Demand for water increases not only with population growth but also with improved living standard due to economic growth. As water demand increases, the water business grows. The research team of the global development of the water business affiliated with the Ministry of Economy, Tradeand Industry estimated that the world water market will grow from about 25 trillion yen in 2007 to about 87 trillion yen in 2025. Of the 87 trillion yen, waterworks and sewage have a combined market of 74 trillion yen, and the remaining 13 trillion yen goes to highly promising business fields, such as desalination of seawater, cyclic use of industrial water, treatment of industrial sewer, and reuse of sewage. In terms of operation, construction and supply of materials has a market of 49 trillion yen, while management and maintenance has a market of 38 trillion yen.
Because the water and sewerage business is mostly managed by the central government and local governments worldwide, the privatized water market was 7.5 trillion yen in 2007. However, with an expected increase of the infrastructure business under the public-private partnership, private companies will increase presence in the water business. The research team predicted that the infrastructure-related business will increase to 31 trillion yen in 2025 with an annual growth rate of 8.4%, 3.7% higher than the growth rate of 4.7% estimated for the total market.
Water is indispensable to all human activities, and no products can replace it. In addition, the water market is stable because demand and price do not fluctuate as much as other resources including oil. Contracts on the water business usually extend as long as 30 years, during which the water charge can be collected to cover the investment. However, projects in developing countries cannot be free from the risk of exchange fluctuations because water charge is paid in the local currency, while loans should be repaid in dollars.
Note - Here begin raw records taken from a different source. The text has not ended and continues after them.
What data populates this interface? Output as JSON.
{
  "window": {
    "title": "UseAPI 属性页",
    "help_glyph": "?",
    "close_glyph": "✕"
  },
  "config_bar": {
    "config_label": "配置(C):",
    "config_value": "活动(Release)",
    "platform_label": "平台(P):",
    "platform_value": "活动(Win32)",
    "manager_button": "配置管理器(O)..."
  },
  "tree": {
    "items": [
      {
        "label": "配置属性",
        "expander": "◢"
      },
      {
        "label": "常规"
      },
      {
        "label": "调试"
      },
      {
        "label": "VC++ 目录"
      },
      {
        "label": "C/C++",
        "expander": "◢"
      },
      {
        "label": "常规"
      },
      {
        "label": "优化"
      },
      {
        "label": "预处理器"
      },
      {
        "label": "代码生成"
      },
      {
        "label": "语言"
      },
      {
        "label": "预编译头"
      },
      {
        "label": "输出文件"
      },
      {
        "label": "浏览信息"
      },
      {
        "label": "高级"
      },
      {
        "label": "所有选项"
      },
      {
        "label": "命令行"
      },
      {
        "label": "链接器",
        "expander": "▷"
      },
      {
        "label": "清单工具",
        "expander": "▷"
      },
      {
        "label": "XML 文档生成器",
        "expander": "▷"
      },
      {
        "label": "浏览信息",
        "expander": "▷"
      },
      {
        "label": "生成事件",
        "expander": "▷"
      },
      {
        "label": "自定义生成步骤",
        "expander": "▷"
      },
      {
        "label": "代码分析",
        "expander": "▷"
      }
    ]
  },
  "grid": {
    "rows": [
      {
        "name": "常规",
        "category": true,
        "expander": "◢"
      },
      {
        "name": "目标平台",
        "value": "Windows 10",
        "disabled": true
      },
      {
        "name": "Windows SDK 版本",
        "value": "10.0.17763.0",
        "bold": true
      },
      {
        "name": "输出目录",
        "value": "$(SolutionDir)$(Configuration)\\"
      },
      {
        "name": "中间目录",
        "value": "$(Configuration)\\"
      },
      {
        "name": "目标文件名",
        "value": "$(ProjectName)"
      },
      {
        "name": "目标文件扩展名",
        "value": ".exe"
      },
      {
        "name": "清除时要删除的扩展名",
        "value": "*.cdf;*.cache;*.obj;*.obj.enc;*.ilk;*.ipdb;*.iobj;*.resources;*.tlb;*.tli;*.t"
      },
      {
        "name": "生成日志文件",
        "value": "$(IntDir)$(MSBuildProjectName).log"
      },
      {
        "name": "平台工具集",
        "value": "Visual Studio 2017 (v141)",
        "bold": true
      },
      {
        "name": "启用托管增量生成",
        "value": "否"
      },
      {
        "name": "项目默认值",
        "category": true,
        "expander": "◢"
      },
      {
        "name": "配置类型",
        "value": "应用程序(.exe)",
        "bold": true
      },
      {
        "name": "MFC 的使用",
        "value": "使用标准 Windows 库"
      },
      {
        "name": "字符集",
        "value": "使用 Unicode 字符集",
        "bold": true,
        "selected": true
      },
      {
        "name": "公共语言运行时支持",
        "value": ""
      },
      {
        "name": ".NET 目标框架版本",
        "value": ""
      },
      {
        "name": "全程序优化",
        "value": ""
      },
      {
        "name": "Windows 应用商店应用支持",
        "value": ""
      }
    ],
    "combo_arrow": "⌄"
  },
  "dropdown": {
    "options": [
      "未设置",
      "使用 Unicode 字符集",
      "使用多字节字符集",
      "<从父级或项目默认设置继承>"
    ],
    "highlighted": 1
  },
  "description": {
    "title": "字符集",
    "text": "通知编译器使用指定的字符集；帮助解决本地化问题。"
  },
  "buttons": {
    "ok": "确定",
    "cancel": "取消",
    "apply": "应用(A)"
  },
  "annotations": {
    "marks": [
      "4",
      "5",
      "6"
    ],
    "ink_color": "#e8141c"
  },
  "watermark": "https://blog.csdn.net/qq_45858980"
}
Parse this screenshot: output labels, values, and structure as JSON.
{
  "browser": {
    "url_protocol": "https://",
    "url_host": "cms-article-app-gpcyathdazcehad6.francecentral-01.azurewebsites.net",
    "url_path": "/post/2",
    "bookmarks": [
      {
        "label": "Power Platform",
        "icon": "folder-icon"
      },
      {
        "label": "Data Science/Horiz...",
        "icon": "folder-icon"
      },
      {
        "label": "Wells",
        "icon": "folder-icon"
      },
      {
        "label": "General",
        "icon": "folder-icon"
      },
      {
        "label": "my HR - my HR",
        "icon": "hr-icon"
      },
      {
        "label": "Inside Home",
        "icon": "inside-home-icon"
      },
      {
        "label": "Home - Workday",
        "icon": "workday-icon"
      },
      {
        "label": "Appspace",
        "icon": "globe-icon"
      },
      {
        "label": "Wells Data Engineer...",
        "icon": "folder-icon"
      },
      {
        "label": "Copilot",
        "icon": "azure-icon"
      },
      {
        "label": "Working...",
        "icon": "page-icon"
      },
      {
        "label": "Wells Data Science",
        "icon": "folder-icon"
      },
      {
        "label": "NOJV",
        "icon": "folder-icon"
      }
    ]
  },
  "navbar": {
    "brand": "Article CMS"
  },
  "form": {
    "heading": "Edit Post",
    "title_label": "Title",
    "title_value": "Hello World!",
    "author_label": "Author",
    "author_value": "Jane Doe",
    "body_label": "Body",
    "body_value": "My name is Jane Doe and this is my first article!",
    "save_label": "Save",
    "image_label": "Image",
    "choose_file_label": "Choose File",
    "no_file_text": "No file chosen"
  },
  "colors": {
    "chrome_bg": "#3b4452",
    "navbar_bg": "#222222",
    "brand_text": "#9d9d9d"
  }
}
Despite this risk, the water business is rather promising, and an increasing number of companies are expected to enter into the water business. (To be continued)